Well, as many of you may know, I am going to school to get my Masters in Library Science through Drexel University’s online program. I thought maybe you would be interested in hearing about the classes I am taking (this quarter, at least). I am taking two courses, the first of which is Introduction to Information Systems Analysis (fancy-speak for just Systems Analysis). It’s basically an overview of what it is to be a systems analyst. To be perfectly honest…this is not my favorite course. There are a lot of dense terms, that when read in a 40-page chapter can make my head fuzzy. But, the professor teaching the class has a really good sense of humor and likes to joke around, so that definitely lightens the mood. For my final project, we are asked to analyze a system (real or made up) and write a proposal to the “powers that be” in how to implement or improve that system. I decided I wanted to analyze and propose a system on implementing a library blog! The second course I am taking is Internet Information and Resource Design (fancy-speak for Web Design). In this course, we are making webpages, while learning about the different aspects of designing for the web. By the end of the quarter, we will have two webpages- one by using HTML code and the other with a website design software (namely, Dreamweaver). As you may have guessed, the first website we are creating is being done strictly with HTML code. Which is really…how can I put this?…DAUNTING. I have nightmares about tags, lists, and tables. The website I am working on now is on my writing-more specifically, poetry. I promise to post the link when it is finished, but I am warning you. Let me just put it this way- not only will you get to see my horrible website making skills, you’ll also get to see my horrible writing skills as well! (Just kidding!…I suppose.) I have been asked a lot of questions on how online classes actually work on a daily basis. I’m sure each program at each school is different, but I think Drexel has it down pretty well. Drexel uses Blackboard as a learning space. Each week new lectures (usually Word documents) and assignments are posted by the professors. We, as the students, read the lectures and any other readings that are given to us, whether from our books, websites, or journal articles. Then, we complete the assignments (usually exercises or activities) submit them through either email, the Assignment Manager, or the Digital Dropbox in Blackboard. Finally, we post to the class discussion board on the topic given for the week. Everything is posted by the professor by Monday morning and is due on the following Sunday by midnight. This is all done very independently and at “one’s own pace.” Although I am enjoying my courses and look forward to the outcome, Library School + Full-time job = Stress City. I have decided to take the summer off and then start again in the Fall with only one course a quarter. I will get my degree a little slower than anticipated, but definitely with my sanity intact.

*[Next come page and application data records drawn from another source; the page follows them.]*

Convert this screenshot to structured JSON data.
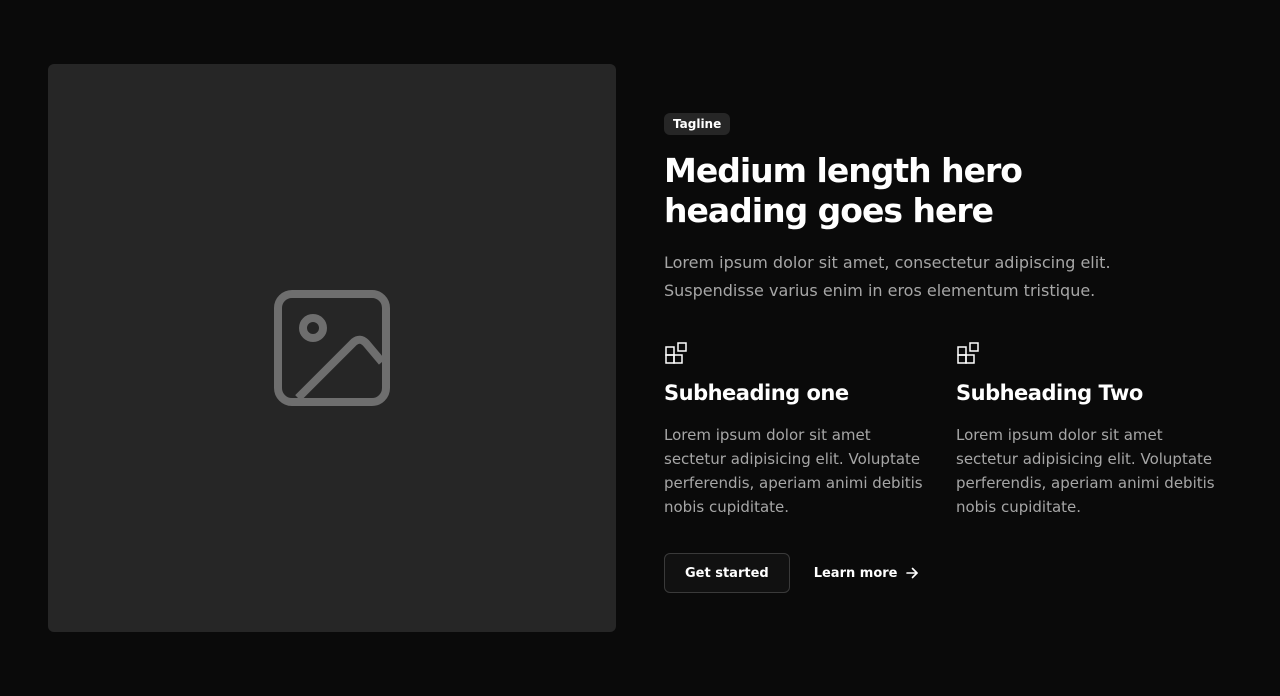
{
  "media": {
    "icon": "image-placeholder-icon"
  },
  "hero": {
    "tagline": "Tagline",
    "title": "Medium length hero heading goes here",
    "description": "Lorem ipsum dolor sit amet, consectetur adipiscing elit. Suspendisse varius enim in eros elementum tristique."
  },
  "features": [
    {
      "icon": "blocks-icon",
      "title": "Subheading one",
      "text": "Lorem ipsum dolor sit amet sectetur adipisicing elit. Voluptate perferendis, aperiam animi debitis nobis cupiditate."
    },
    {
      "icon": "blocks-icon",
      "title": "Subheading Two",
      "text": "Lorem ipsum dolor sit amet sectetur adipisicing elit. Voluptate perferendis, aperiam animi debitis nobis cupiditate."
    }
  ],
  "actions": {
    "primary_label": "Get started",
    "secondary_label": "Learn more",
    "secondary_icon": "arrow-right-icon"
  },
  "colors": {
    "background": "#0a0a0a",
    "panel": "#262626",
    "text": "#ffffff",
    "muted_text": "#a6a6a6"
  }
}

I’ve been reading more about the history of graphic design lately. During the first part of the 20th century, the large portion of the client-base for graphic designers were cigarette companies. Looking back at ads from the 30s, 40s and 50s, I can appreciate the craft (they’re all illustrated by hand), but it raises a lot of questions in my mind about ethics in a profession like graphic design. Like most, these designers did not know just how bad cigarettes were when these advertisements were composed. And this makes me wonder how many of the ads we see now will prove to be as ironic as these do now:
- Like all the good things smoking can give you
- And read the reasons why you should change to Philip Morris. They’re recommended by nose and throat specialists!
- Nevermind what they recommend. What do doctors smoke?
- Where can I find Tobaccoland?
- This isn’t intended to be marketed towards children. I know many adults who still play with their paper dolls.
- This is just terrible.
- And look, a familiar face.